YOUR INSTRUCTIONS |
Your answer should consist only of the lines from the line containing "Parse this screenshot: output" through the last line below, each repeated exactly.

RECORDS FOR THIS TASK |
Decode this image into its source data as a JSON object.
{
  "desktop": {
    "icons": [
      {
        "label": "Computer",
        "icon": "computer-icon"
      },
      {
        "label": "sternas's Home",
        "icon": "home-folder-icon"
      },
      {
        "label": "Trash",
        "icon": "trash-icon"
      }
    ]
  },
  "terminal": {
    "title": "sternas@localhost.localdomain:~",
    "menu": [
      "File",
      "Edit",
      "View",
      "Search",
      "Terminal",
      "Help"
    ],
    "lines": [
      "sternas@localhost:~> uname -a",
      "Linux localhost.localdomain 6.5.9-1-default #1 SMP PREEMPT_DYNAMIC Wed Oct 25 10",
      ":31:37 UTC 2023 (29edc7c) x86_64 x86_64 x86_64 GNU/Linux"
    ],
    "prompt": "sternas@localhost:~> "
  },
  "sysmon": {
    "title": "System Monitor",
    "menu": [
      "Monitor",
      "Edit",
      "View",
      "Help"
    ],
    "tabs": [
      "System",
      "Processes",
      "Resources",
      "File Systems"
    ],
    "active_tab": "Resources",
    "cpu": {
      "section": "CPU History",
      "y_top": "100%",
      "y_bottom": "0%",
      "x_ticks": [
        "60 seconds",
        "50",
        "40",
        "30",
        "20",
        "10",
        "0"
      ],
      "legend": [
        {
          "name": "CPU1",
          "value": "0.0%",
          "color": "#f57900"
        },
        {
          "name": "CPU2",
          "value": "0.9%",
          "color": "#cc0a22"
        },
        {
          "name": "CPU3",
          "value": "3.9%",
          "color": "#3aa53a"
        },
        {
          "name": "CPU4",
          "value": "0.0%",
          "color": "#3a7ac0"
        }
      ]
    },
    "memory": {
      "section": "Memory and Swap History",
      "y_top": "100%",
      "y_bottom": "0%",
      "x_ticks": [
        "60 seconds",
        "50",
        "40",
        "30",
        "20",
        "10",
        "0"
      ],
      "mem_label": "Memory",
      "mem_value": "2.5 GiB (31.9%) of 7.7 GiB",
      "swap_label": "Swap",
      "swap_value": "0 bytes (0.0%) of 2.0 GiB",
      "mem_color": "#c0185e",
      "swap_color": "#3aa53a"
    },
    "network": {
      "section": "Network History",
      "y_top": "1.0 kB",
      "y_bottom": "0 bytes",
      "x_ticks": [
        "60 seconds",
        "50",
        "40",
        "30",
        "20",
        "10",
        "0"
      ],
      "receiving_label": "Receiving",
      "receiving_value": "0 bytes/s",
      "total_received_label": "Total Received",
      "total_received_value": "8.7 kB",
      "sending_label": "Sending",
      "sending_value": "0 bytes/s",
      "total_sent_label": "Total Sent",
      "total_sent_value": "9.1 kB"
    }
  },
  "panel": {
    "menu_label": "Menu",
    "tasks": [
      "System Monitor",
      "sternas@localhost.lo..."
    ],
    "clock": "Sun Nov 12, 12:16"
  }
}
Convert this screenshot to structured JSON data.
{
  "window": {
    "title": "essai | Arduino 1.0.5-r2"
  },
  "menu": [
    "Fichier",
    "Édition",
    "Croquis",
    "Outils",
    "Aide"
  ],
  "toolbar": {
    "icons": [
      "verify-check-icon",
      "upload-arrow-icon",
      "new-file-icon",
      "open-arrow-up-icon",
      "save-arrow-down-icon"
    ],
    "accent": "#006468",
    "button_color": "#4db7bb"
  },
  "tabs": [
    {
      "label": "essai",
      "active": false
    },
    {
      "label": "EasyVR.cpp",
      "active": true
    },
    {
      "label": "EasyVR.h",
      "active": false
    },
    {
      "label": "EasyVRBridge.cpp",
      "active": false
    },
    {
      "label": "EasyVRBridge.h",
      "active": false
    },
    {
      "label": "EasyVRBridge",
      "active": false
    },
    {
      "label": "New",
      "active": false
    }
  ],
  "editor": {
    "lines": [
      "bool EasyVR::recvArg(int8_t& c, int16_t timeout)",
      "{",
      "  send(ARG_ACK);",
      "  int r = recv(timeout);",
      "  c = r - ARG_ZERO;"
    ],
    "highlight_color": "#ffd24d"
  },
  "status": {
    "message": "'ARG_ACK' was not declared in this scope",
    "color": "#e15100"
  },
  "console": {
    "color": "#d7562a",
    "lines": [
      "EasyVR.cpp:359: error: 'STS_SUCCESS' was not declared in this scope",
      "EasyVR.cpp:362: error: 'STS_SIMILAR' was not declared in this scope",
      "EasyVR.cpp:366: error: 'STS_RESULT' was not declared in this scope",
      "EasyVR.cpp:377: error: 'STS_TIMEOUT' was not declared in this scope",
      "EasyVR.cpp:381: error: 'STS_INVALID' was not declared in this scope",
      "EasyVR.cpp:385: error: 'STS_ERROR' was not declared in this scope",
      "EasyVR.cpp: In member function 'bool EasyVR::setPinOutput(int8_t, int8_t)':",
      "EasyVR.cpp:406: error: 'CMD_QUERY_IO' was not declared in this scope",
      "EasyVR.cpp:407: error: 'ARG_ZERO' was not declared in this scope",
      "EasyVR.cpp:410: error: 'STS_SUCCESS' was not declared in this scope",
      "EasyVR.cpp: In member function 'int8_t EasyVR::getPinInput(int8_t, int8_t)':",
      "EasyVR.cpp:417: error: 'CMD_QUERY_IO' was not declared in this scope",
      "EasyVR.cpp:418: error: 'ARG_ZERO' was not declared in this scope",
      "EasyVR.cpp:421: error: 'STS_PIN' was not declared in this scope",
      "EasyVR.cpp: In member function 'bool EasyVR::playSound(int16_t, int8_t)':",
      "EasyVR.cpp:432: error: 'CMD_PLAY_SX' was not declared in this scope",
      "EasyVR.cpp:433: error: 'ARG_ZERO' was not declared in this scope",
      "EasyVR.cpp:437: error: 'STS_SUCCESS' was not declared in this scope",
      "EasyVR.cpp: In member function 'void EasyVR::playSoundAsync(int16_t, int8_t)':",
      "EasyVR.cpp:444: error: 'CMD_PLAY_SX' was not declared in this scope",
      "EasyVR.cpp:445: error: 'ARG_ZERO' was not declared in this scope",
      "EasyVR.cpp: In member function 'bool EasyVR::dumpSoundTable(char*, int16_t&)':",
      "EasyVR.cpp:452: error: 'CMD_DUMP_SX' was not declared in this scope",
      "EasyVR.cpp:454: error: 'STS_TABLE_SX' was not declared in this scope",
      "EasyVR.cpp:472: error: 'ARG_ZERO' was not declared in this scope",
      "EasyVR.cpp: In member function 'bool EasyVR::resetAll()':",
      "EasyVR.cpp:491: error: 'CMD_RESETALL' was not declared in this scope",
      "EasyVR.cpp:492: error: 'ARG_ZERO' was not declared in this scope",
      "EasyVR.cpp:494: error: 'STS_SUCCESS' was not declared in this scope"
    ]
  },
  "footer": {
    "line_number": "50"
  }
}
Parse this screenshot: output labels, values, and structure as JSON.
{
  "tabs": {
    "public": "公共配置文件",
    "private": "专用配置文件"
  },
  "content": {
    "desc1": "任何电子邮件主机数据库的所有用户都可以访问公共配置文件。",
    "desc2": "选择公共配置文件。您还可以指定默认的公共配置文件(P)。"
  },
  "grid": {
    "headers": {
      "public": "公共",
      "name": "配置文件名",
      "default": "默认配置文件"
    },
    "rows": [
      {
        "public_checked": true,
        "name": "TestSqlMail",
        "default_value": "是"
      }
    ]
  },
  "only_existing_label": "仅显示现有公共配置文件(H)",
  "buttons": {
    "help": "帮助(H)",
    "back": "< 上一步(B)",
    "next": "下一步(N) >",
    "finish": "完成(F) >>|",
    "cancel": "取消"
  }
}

YOUR SOLUTION |
Parse this screenshot: output labels, values, and structure as JSON.
{
  "tabs": {
    "public": "公共配置文件",
    "private": "专用配置文件"
  },
  "content": {
    "desc1": "任何电子邮件主机数据库的所有用户都可以访问公共配置文件。",
    "desc2": "选择公共配置文件。您还可以指定默认的公共配置文件(P)。"
  },
  "grid": {
    "headers": {
      "public": "公共",
      "name": "配置文件名",
      "default": "默认配置文件"
    },
    "rows": [
      {
        "public_checked": true,
        "name": "TestSqlMail",
        "default_value": "是"
      }
    ]
  },
  "only_existing_label": "仅显示现有公共配置文件(H)",
  "buttons": {
    "help": "帮助(H)",
    "back": "< 上一步(B)",
    "next": "下一步(N) >",
    "finish": "完成(F) >>|",
    "cancel": "取消"
  }
}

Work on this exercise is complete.